The success of these industrial titans hinges on their ability to churn out products efficiently and at a competitive price. A humming factory floor translates to a healthy bottom line, which in turn translates to a happy investor. When industrial companies are firing on all cylinders and raking in profits, it broadcasts a powerful message to Wall Street: the American economy is strong. This positive sentiment can be contagious, fueling a bullish market where stock prices climb and investors grow confident about the future.

The flip side of the coin is just as true. When industrial companies stumble, it sends tremors through the financial sector. A decline in global demand for manufactured goods, for instance, can cripple these giants. Production lines slow down, profits shrink, and companies are forced to make tough decisions – layoffs become inevitable, further dampening consumer spending and creating a vicious cycle. 

This downturn in the industrial sector has a ripple effect on Wall Street. Investor confidence plummets, stock prices take a nosedive, and the once bright outlook can turn bleak very quickly. The financial markets become a reflection of the struggles on the factory floor, a stark reminder of the interconnectedness between the industrial sector and the health of the overall economy.

Heavyweight Profits, Bullish Markets

Industrial companies, like steel producers, car manufacturers, and chemical giants, are the heart of any nation’s economic engine. Their success hinges on their ability to churn out products in high volumes, efficiently, and at a competitive price. When these factors align, the result is a surge in profits. A report by McKinsey & Company points out that “a healthy manufacturing sector can contribute significantly to GDP growth, job creation, and technological innovation.” This translates directly to Wall Street. 

When industrial companies are raking in profits, it paints a rosy picture for investors. Stock prices tend to rise, reflecting increased confidence in the company’s future and its ability to generate consistent returns. This bullish sentiment can spread across the market, leading to a broader market upswing.

The Domino Effect: Industrial Slump, Financial Tumble

The industrial sector, however, is not immune to external shocks. A downturn in the global economy, for instance, can lead to a decrease in demand for manufactured goods. This can trigger a domino effect. Factories start producing less, leading to a drop in profits. As profits shrink, companies may be forced to lay off workers. This reduces consumer spending power, further dampening demand for industrial products. This vicious cycle can be brutal for Wall Street. When industrial companies start reporting losses, investor confidence plummets. 

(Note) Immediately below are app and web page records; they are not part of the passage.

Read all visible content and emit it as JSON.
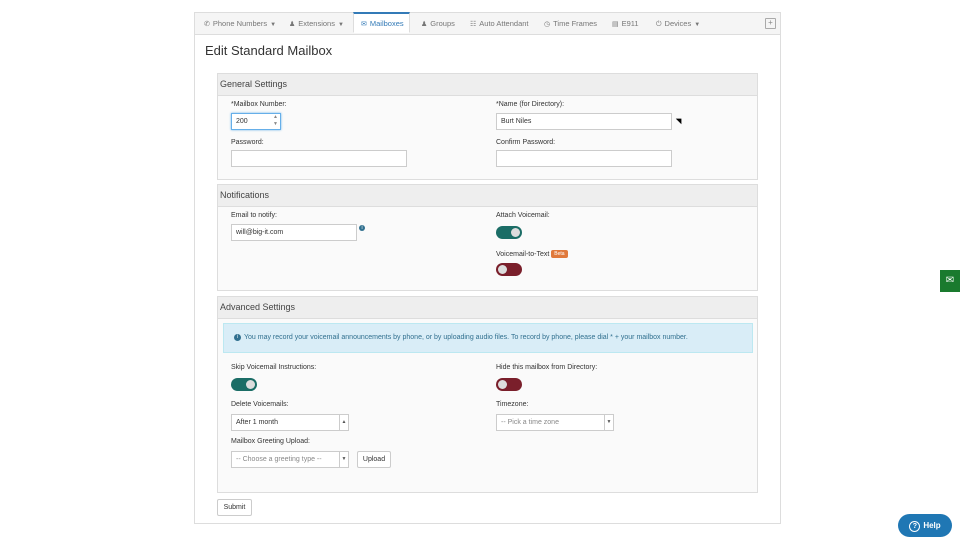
{
  "tabs": [
    {
      "label": "Phone Numbers",
      "icon": "phone-icon",
      "dropdown": true
    },
    {
      "label": "Extensions",
      "icon": "users-icon",
      "dropdown": true
    },
    {
      "label": "Mailboxes",
      "icon": "envelope-icon",
      "active": true
    },
    {
      "label": "Groups",
      "icon": "users-icon"
    },
    {
      "label": "Auto Attendant",
      "icon": "sitemap-icon"
    },
    {
      "label": "Time Frames",
      "icon": "clock-icon"
    },
    {
      "label": "E911",
      "icon": "document-icon"
    },
    {
      "label": "Devices",
      "icon": "power-icon",
      "dropdown": true
    }
  ],
  "page": {
    "title": "Edit Standard Mailbox"
  },
  "general": {
    "heading": "General Settings",
    "mailbox_number_label": "*Mailbox Number:",
    "mailbox_number_value": "200",
    "name_label": "*Name (for Directory):",
    "name_value": "Burt Niles",
    "password_label": "Password:",
    "confirm_password_label": "Confirm Password:"
  },
  "notifications": {
    "heading": "Notifications",
    "email_label": "Email to notify:",
    "email_value": "will@big-it.com",
    "attach_label": "Attach Voicemail:",
    "attach_on": true,
    "vtt_label": "Voicemail-to-Text",
    "vtt_badge": "Beta",
    "vtt_on": false
  },
  "advanced": {
    "heading": "Advanced Settings",
    "info_text": "You may record your voicemail announcements by phone, or by uploading audio files. To record by phone, please dial * + your mailbox number.",
    "skip_label": "Skip Voicemail Instructions:",
    "skip_on": true,
    "hide_label": "Hide this mailbox from Directory:",
    "hide_on": false,
    "delete_label": "Delete Voicemails:",
    "delete_value": "After 1 month",
    "timezone_label": "Timezone:",
    "timezone_placeholder": "-- Pick a time zone",
    "greeting_label": "Mailbox Greeting Upload:",
    "greeting_placeholder": "-- Choose a greeting type --",
    "upload_label": "Upload"
  },
  "submit_label": "Submit",
  "help_label": "Help",
  "colors": {
    "accent": "#337ab7",
    "toggle_on": "#1b6d66",
    "toggle_off": "#7a1f2b",
    "help": "#1f77b4",
    "chat": "#1a7a2e"
  }
}
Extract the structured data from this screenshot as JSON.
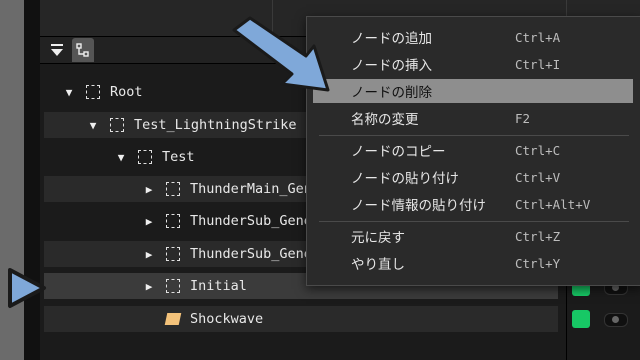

Stock prices take a nosedive, and the overall market sentiment can turn bearish. A 2020 article in the Harvard Business Review underscores this point, stating that “a prolonged disruption in manufacturing can have a significant cascading effect on the global economy, impacting everything from supply chains to financial markets.”

Beyond the Bottom Line: A Look at Long-Term Trends

The relationship between the industrial sector and Wall Street goes beyond just quarterly profits. Here are some long-term trends to consider:

  • Automation and Innovation: The rise of automation and artificial intelligence is transforming the industrial landscape. While this might lead to job losses in the short term, it can also boost productivity and efficiency in the long run. This, in turn, can lead to increased profitability and potentially attract more investment to the sector.
  • Sustainability Concerns: Consumers and investors are increasingly placing a premium on sustainability. Industrial companies that prioritize environmental responsibility and resource efficiency are likely to find favor with both groups. This can translate to a competitive edge and a more stable financial future.

The industrial sector and Wall Street are locked in a symbiotic dance. The fortunes of one have a profound impact on the other. By understanding this dynamic relationship, investors can make more informed decisions and navigate the ever-changing economic landscape.

Share this article

Navigating the currents of finance and beyond, where financial insight meets the pulse of the world.